(Records from a data source)
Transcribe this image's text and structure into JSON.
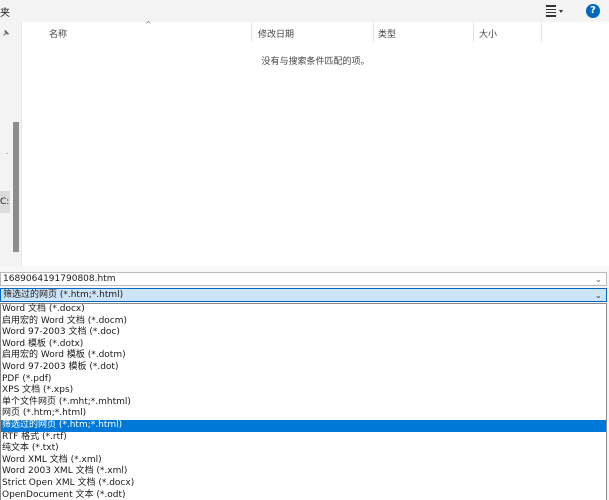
{
  "window": {
    "title_fragment": "夹"
  },
  "toolbar": {
    "view_icon": "list-view-icon",
    "help_label": "?"
  },
  "sidebar": {
    "drive_label": "C:)"
  },
  "file_list": {
    "columns": [
      "名称",
      "修改日期",
      "类型",
      "大小"
    ],
    "empty_message": "没有与搜索条件匹配的项。"
  },
  "filename": {
    "value": "1689064191790808.htm"
  },
  "save_type": {
    "selected": "筛选过的网页 (*.htm;*.html)",
    "options": [
      "Word 文档 (*.docx)",
      "启用宏的 Word 文档 (*.docm)",
      "Word 97-2003 文档 (*.doc)",
      "Word 模板 (*.dotx)",
      "启用宏的 Word 模板 (*.dotm)",
      "Word 97-2003 模板 (*.dot)",
      "PDF (*.pdf)",
      "XPS 文档 (*.xps)",
      "单个文件网页 (*.mht;*.mhtml)",
      "网页 (*.htm;*.html)",
      "筛选过的网页 (*.htm;*.html)",
      "RTF 格式 (*.rtf)",
      "纯文本 (*.txt)",
      "Word XML 文档 (*.xml)",
      "Word 2003 XML 文档 (*.xml)",
      "Strict Open XML 文档 (*.docx)",
      "OpenDocument 文本 (*.odt)"
    ],
    "selected_index": 10
  }
}
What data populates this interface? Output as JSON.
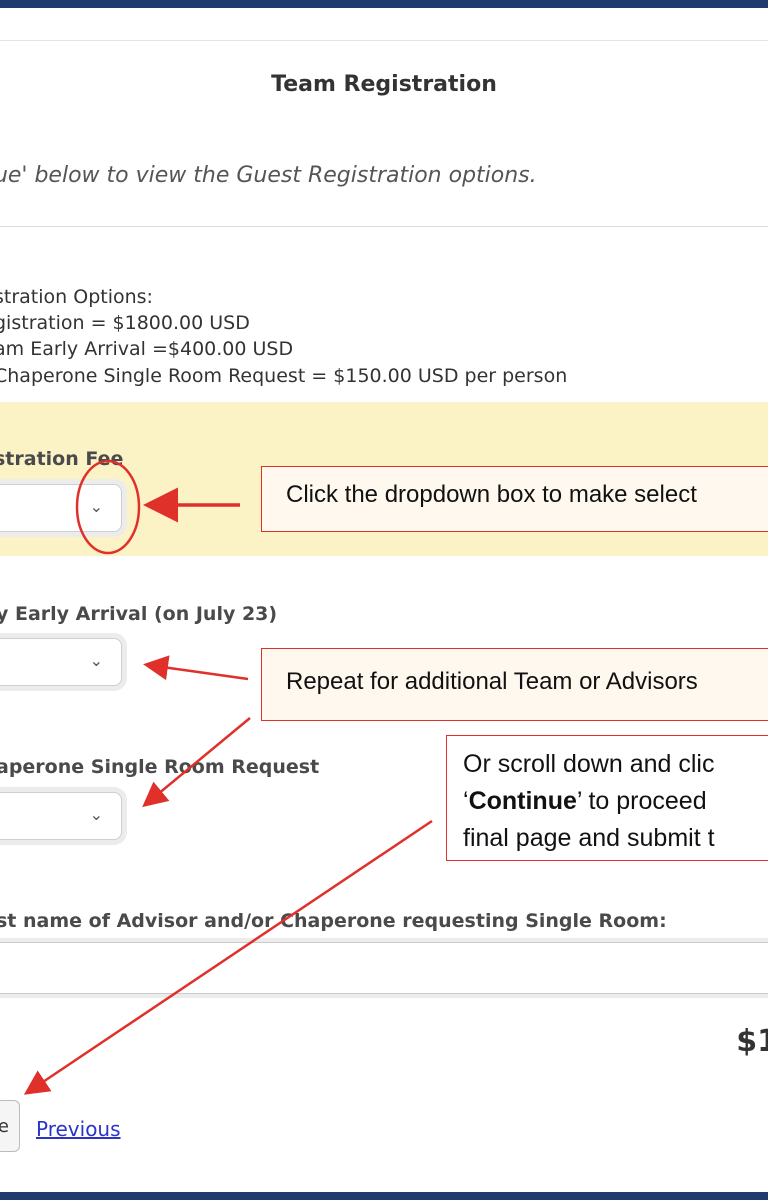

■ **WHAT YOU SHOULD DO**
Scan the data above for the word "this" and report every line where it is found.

■ **EXERCISE RESPONSE**
Transcribe this image's text and structure into JSON.
What data populates this interface? Output as JSON.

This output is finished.